If $\mathcal{A}$ is a $\sigma$-algebra, the problem reduces to finding a countably additive probability measure, because every probability measure that fails to be countably additive gives you a finitely additive probability measure on every subset of the natural numbers that vanishes at the singletons. As you have pointed out, such an object is highly non-constructive.
So let $\mu$ be a finitely additive probability measure on the measurable space $(\Omega,\mathcal{A})$ that fails to be countably additive. Then there must be a disjoint sequence $\langle A_n\rangle$ in $\mathcal{A}$ such that $$\sum_n \mu(A_n)<\mu\bigg(\bigcup_n A_n\bigg).$$ Now define the function $\nu$ on $2^\mathbb{N}$ by letting $$\nu(F)=\frac{\mu\big(\bigcup_{n\in F} A_n\big)-\sum_{n\in F}\mu(A_n)}{\mu\big(\bigcup_n A_n\big)-\sum_n\mu(A_n)}.$$ This function is clearly finitely additive, satisfies $\nu(\mathbb{N})=1$ and, since $\mu$ is finitely additive, $\nu(F)=0$ if $F$ is finite. You can find this construction under "Pincus's Pathology" in Schechter's book.
So you either look for countably additive probability measures only or finitely additive probability measures that are defined on algebras that are not $\sigma$-algebras. Everything else is wildly non-constructive.

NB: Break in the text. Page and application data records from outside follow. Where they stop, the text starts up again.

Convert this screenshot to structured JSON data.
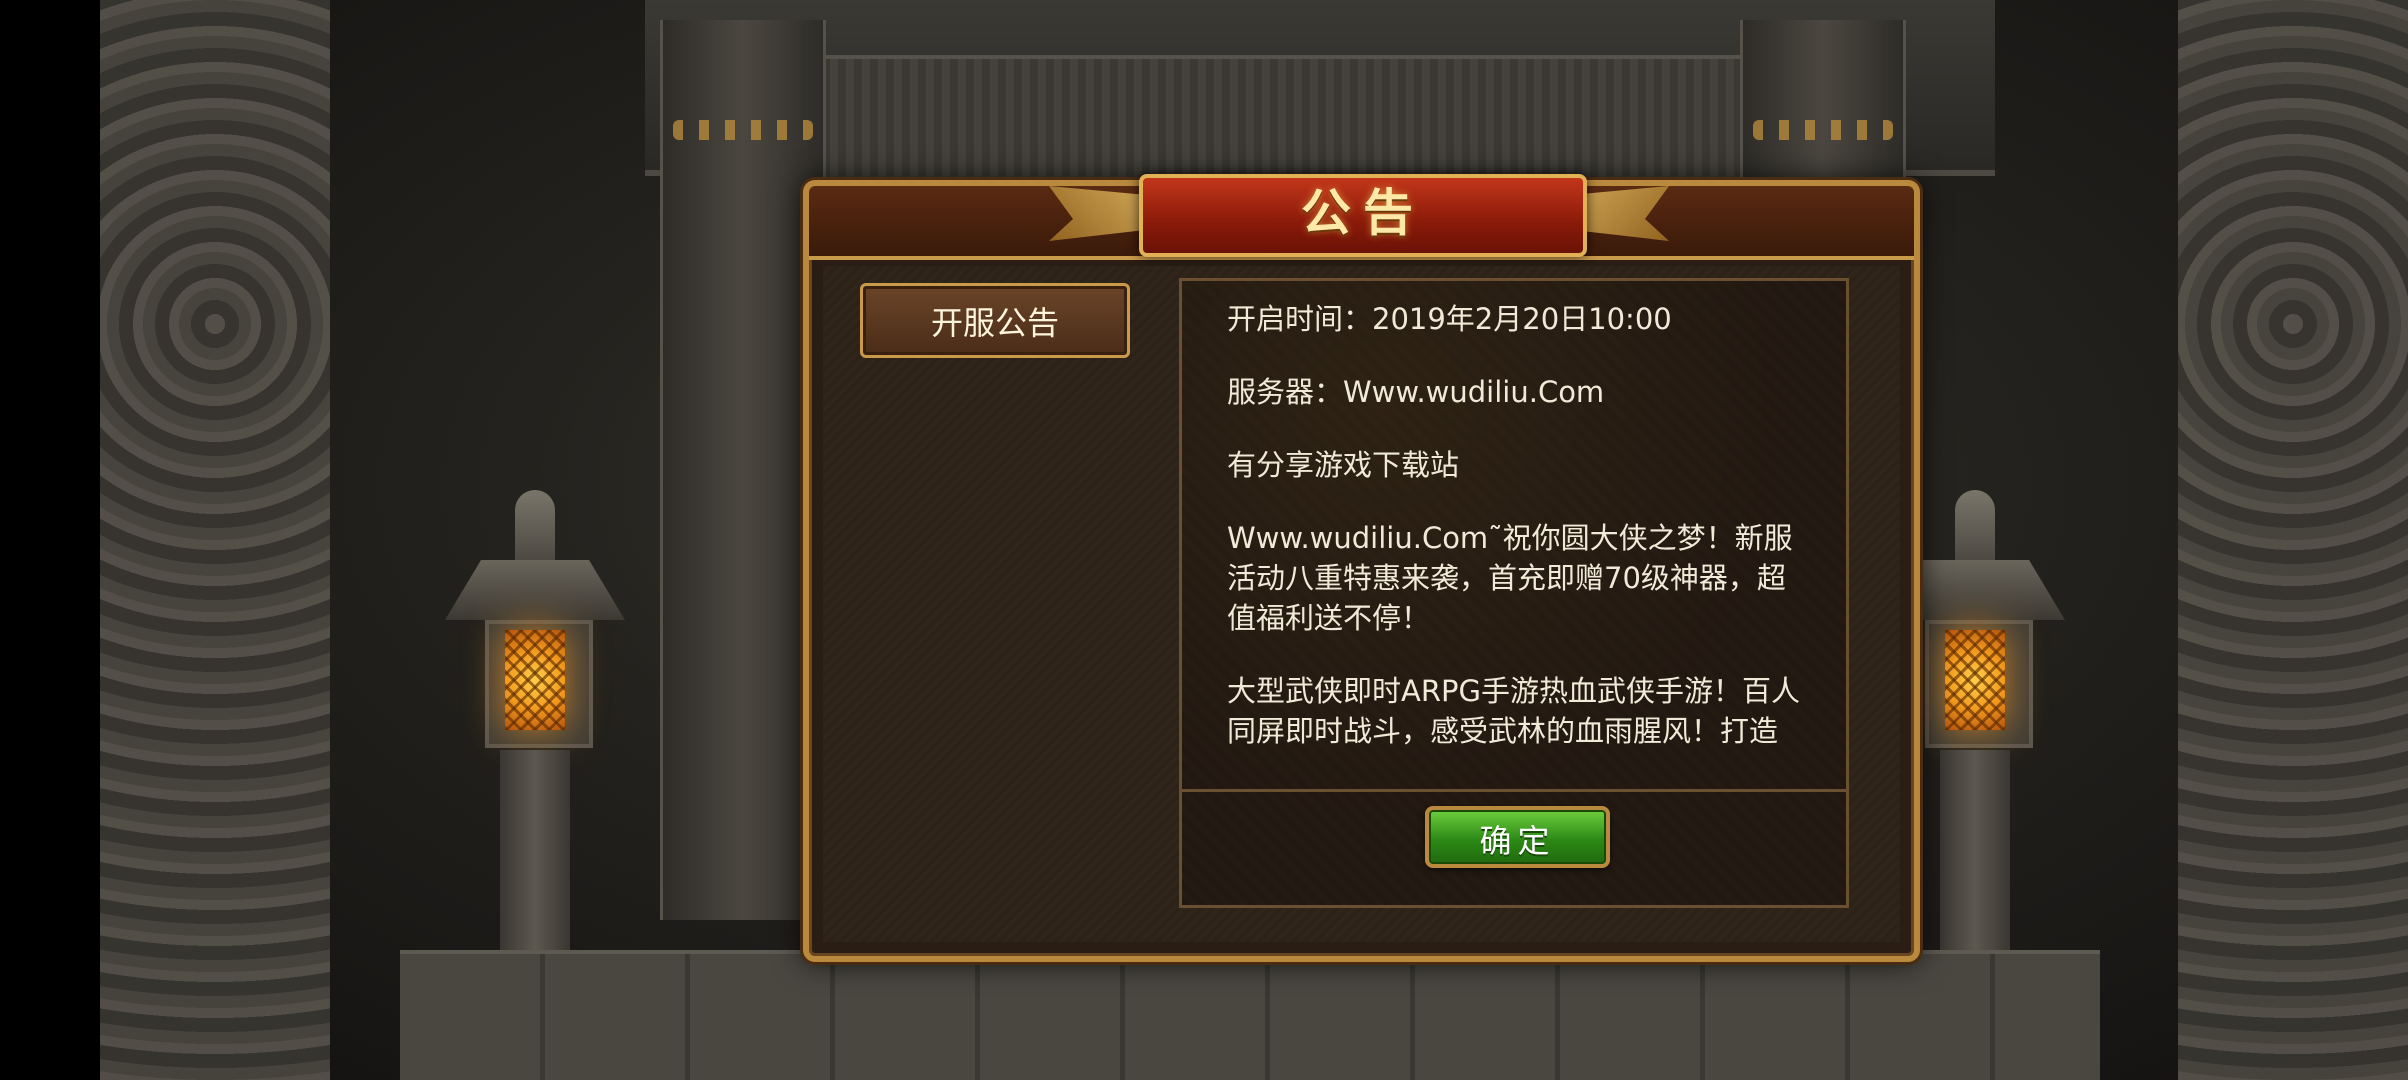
{
  "dialog": {
    "title": "公告",
    "tab_label": "开服公告",
    "content": [
      "开启时间：2019年2月20日10:00",
      "服务器：Www.wudiliu.Com",
      "有分享游戏下载站",
      "Www.wudiliu.Com˜祝你圆大侠之梦！新服活动八重特惠来袭，首充即赠70级神器，超值福利送不停！",
      "大型武侠即时ARPG手游热血武侠手游！百人同屏即时战斗，感受武林的血雨腥风！打造"
    ],
    "confirm_label": "确定"
  },
  "colors": {
    "title_plate": "#8a1a0a",
    "frame_gold": "#b9893d",
    "confirm_green": "#2d8a16",
    "text": "#f2ead8"
  },
  "icons": [
    "lantern-icon",
    "dragon-column-icon"
  ]
}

• I'm having trouble understanding the role that the $\sigma$-algebra assumption plays in your argument. Suppose that $\mathcal{A}$ is merely an algebra and that, as you have it, $\mu$ is finitely but not countably additive. Then there is a countably infinite disjoint sequence that witnesses the failure of countable additivity, and your argument goes through verbatim. In other words, I'm failing to see why we need to assume $\mathcal{A}$ is closed under countable unions instead of the weaker assumption that failures of countable additivity have witnesses. – grndl Mar 6 '18 at 19:07